Monday, June 16, 2008

The NASA Missions

On June 16, 1963, the first woman was launched into space. Her name was Valentina Tereshkova, a Russian cosmonaut. It was twenty years later that Sally Ride became the first American woman to ride into space for NASA.

I watched a new series on the Discovery Channel last night. When We Left Earth, The NASA Missions began last Sunday with the first and second installments. Last night the third and fourth were shown. First shown was "The Explorers" featuring first person accounts of space exploration following Apollo 1. Skylab was discussed as the first project for astronauts to live in space. Accounts from the first twelve astronauts still living who landed on the moon surface were told by them, giving the documentary style program a true human touch. Film footage from the past was shown all throughout.

Some of the system analysts from back in the day were interviewed and old footage of them sitting at the control panels monitoring from NASA 's Johnson Space Center in Houston made for an interesting contrast of how the men looked then and now. All men then, no women, working as a team to get the vessels into space and then back home safely again. The average age of the first system analysts was just 26 years old when America first went to the moon.

Everyone was winging it. Making decisions and solving problems on the fly. Exciting and horrifying all at the same time.
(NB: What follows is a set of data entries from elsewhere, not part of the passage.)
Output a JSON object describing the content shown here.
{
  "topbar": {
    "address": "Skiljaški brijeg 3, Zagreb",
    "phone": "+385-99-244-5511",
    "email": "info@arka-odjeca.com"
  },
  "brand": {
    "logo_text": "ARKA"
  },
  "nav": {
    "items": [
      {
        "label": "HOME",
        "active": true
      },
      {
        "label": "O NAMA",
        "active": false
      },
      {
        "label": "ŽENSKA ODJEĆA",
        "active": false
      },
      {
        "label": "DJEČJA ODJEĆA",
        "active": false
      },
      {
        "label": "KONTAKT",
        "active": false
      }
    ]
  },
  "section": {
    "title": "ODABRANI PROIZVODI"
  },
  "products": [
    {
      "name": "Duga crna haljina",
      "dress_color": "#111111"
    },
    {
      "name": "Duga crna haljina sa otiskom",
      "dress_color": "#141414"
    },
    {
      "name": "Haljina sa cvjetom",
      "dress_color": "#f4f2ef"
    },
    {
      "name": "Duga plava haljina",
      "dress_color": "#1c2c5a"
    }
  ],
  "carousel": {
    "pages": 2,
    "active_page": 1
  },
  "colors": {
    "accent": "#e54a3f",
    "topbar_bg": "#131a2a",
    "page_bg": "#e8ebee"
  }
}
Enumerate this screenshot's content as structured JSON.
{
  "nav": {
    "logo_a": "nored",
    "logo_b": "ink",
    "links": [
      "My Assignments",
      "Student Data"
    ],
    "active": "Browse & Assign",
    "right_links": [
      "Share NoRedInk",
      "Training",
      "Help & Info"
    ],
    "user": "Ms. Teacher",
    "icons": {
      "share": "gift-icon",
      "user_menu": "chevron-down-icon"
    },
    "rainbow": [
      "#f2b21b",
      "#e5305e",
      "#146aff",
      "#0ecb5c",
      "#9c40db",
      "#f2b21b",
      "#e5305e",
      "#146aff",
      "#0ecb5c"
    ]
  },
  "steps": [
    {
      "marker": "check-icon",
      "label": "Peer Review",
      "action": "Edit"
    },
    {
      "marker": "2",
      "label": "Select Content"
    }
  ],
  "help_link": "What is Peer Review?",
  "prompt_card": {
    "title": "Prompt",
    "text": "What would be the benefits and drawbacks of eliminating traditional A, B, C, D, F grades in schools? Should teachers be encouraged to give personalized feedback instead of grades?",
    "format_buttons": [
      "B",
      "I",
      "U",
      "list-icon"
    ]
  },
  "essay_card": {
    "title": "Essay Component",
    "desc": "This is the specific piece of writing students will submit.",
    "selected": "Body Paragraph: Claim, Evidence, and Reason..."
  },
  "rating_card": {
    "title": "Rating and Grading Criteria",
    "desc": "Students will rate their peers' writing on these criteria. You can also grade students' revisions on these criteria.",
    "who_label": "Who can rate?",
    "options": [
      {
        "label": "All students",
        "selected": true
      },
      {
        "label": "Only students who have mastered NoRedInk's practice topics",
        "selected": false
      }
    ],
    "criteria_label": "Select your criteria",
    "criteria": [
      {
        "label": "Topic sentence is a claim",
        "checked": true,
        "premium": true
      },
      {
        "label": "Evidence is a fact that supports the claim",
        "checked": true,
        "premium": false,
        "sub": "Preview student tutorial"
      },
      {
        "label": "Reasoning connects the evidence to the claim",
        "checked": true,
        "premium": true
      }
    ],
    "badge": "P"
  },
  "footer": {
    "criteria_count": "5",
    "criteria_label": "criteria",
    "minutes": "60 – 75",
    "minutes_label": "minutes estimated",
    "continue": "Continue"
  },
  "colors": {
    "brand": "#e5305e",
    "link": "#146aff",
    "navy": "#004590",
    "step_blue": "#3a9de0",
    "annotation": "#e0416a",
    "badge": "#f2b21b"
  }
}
The second installment was "Landing the Eagle" and it deals with the Apollo 1 fire. To be the first manned mission for a lunar landing, Apollo 1 astronauts Grissom, White and Chaffee were killed in a fire during training. The fire began in electrical wiring under the seat of Gus Grissom. NASA says that the astronauts were dead within 30 seconds. I cannot imagine the horror of burning alive - 30 seconds is a long time in that situation.

My father went to school with Grissom and was a classmate of Grissom's younger brother. They lived in Mitchell, Indiana, a small town in southern Indiana. Today Mitchell has an interactive memorial to the life of Gus Grissom.

I look forward to the final two installments next Sunday night. I have to catch the first two in reruns. I highly recommend the series. NASA is a favorite tourist destination here in my city. There is always something new in exhibit to see. The first time we went there, the Saturn rocket was displayed on a grassy area on the grounds. Everyone would stop in front of it and have a photo taken. The sheer size of it was incredible - the narrator last night said it is as long as a 35 story building.

It's a shame so much opportunity has been squandered over the years due to politics and monetary restraints.


Paul is a Hermit said...

One of the best projects America ever did. By necessity, inventing things of use to us all.
Maybe next figuring out how to live on the moon and making Mars habitable can do it again.
We can't just sit here when 15 billion light years of space and galaxies are out there.

Karen said...

So true. The space program shows all the countries involved at their best. As we watched the first of the two segments last night, my husband said it is such a huge disappointment that so much more could have been done. The trips to the moon cancelled or written off as too expensive.

Layla said...

I have always been fascinated with NASA ever since I was a child. However, the excitement in the sixties and early seventies has waned into nothing but unfinished projects, useless projects and disasters that I believe were not necessary.

Nikki said...

I love all things outerspace...except for actually going there. To me it is so God affirming...I will check out the series I think my son would enjoy it as well! :)N